Citing PatentFiling datePublication dateApplicantTitle
US7804742Jan 29, 2008Sep 28, 2010Hyde Park Electronics LlcUltrasonic transducer for a proximity sensor
US8456957Aug 18, 2010Jun 4, 2013Schneider Electric USA, Inc.Ultrasonic transducer for a proximity sensor
Classifications
U.S. Classification310/358, 310/334
International ClassificationH01L41/193, B06B1/06, A61B8/00, H04R31/00, H04R17/00, H01L41/24, G01N29/24
Cooperative ClassificationH01L41/43, B06B1/0625, B06B1/0607, B06B1/0614
European ClassificationH01L41/39, B06B1/06C3A, B06B1/06C, B06B1/06C2B
Legal Events
DateCodeEventDescription
Mar 13, 2013FPAYFee payment
Year of fee payment: 8
Jul 8, 2009FPAYFee payment
Year of fee payment: 4
Feb 18, 2005ASAssignment
Owner name: OLYMPUS CORPORATION, JAPAN
Free format text: CHANGE OF NAME;ASSIGNOR:OLYMPUS OPTICAL CO., LTD.;REEL/FRAME:016282/0968
Effective date: 20031001
Sep 5, 2003ASAssignment
Owner name: OLYMPUS OPTICAL CO., LTD., JAPAN

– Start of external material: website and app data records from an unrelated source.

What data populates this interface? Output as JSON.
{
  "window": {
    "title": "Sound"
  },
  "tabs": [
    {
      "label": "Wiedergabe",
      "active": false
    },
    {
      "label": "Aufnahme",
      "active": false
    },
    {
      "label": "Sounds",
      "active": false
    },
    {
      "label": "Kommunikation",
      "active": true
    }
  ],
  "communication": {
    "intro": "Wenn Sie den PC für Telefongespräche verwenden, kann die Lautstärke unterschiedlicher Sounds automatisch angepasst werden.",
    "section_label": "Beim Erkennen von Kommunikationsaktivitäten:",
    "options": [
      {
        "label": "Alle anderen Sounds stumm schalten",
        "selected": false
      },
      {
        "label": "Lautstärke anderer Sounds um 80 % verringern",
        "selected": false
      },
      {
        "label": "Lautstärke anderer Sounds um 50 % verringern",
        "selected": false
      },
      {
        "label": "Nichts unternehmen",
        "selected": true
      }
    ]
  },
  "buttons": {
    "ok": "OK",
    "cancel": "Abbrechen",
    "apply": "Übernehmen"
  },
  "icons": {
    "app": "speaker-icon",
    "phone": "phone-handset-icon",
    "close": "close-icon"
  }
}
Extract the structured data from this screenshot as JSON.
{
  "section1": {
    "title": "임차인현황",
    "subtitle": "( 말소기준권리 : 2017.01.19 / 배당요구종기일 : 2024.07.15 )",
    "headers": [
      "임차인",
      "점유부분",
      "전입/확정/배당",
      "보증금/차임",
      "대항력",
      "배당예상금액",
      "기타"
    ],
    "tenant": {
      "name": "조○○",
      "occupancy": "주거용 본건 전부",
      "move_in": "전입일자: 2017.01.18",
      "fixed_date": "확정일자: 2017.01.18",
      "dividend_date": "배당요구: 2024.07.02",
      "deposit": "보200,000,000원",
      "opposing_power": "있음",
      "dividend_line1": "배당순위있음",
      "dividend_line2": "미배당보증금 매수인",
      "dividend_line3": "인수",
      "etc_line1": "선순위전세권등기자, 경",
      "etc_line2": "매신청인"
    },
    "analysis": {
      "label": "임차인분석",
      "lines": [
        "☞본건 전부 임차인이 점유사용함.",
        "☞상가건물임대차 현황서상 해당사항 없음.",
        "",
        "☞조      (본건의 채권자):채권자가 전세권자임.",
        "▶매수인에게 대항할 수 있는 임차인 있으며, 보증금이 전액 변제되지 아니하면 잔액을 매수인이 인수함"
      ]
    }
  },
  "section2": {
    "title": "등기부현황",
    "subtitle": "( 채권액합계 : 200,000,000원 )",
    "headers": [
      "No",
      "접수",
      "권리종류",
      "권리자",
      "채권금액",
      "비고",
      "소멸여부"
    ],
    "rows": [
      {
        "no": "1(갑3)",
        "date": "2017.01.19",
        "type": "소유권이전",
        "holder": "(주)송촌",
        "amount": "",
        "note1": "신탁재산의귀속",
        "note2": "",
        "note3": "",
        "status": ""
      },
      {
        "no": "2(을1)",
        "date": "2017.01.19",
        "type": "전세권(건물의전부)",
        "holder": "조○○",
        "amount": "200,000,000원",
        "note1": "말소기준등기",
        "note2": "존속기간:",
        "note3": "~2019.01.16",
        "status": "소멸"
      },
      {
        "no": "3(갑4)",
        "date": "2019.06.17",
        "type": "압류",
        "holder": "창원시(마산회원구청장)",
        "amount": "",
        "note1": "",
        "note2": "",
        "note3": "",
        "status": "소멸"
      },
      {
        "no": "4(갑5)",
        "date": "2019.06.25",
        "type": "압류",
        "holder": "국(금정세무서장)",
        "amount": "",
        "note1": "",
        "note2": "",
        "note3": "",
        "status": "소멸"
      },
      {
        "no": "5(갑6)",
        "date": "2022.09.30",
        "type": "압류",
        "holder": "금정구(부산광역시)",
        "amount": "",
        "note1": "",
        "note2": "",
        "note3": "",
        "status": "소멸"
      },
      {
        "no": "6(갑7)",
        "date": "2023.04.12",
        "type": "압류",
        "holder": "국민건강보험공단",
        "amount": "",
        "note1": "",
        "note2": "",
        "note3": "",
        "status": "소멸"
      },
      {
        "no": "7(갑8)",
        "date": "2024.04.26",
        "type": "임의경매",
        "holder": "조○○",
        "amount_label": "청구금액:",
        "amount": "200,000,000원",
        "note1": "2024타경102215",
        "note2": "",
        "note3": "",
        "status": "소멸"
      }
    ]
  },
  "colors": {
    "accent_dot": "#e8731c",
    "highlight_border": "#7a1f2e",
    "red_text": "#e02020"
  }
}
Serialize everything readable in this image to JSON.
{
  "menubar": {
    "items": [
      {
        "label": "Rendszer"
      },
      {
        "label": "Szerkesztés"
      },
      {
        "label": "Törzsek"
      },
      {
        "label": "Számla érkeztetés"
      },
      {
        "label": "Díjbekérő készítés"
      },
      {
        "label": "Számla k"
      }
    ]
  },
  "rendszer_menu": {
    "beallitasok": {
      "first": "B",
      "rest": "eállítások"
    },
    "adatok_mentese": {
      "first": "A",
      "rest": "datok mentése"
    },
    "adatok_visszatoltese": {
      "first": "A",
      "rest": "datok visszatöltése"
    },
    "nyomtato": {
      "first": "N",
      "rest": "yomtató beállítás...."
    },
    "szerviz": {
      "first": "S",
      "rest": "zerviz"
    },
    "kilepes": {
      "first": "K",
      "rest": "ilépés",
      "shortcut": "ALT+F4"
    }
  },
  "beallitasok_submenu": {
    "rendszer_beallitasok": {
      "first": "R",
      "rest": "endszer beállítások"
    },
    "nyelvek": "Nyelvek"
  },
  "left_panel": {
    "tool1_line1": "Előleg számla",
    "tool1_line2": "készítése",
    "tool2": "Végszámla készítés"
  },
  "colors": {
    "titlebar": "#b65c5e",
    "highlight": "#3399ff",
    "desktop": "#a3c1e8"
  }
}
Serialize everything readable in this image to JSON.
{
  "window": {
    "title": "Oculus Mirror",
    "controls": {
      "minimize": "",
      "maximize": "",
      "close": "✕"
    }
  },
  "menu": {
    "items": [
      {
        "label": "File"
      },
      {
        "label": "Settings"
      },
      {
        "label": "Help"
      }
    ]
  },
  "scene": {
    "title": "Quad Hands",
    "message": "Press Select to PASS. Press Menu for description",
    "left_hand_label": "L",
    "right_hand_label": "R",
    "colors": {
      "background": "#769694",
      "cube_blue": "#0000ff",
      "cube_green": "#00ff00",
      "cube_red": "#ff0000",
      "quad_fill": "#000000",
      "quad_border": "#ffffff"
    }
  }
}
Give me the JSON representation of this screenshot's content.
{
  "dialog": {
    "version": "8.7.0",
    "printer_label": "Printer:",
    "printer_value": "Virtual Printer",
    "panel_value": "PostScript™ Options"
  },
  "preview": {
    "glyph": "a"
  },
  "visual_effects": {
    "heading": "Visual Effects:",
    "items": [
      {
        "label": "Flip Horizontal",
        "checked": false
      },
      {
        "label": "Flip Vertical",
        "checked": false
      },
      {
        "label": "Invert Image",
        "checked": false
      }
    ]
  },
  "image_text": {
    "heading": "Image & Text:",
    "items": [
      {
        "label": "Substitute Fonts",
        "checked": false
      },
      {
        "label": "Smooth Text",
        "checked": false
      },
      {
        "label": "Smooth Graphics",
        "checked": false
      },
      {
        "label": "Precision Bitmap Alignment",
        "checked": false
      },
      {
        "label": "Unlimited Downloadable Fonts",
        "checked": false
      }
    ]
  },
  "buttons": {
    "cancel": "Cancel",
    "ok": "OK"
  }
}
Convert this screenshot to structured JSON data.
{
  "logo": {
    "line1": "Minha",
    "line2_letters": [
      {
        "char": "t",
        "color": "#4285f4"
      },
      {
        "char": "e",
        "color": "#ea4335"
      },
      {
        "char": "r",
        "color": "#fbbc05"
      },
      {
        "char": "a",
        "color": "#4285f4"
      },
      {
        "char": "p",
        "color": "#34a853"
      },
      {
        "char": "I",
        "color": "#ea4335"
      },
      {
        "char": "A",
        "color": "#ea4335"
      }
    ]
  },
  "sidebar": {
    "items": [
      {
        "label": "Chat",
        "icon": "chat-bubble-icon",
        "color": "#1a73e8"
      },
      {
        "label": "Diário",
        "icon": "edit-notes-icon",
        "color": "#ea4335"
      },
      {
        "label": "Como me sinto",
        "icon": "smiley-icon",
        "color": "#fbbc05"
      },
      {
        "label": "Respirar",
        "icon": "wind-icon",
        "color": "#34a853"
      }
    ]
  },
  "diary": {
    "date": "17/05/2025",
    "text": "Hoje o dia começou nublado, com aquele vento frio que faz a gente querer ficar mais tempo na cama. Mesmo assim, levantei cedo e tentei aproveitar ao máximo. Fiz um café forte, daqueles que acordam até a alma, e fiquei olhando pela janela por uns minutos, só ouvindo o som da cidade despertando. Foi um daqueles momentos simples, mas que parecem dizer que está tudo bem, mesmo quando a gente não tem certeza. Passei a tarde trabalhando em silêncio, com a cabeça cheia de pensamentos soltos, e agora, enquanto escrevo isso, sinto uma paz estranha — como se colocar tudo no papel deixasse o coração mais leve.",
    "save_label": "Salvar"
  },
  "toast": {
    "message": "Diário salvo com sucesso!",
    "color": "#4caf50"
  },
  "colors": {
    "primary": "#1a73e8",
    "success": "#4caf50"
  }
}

Free format text: ASSIGNMENT OF ASSIGNORS INTEREST;ASSIGNORS:FUKUDA, HIROSHI;OMURA, MASAYOSHI;MIZUGUCHI, TOHRU;REEL/FRAME:014459/0663
Effective date: 20030806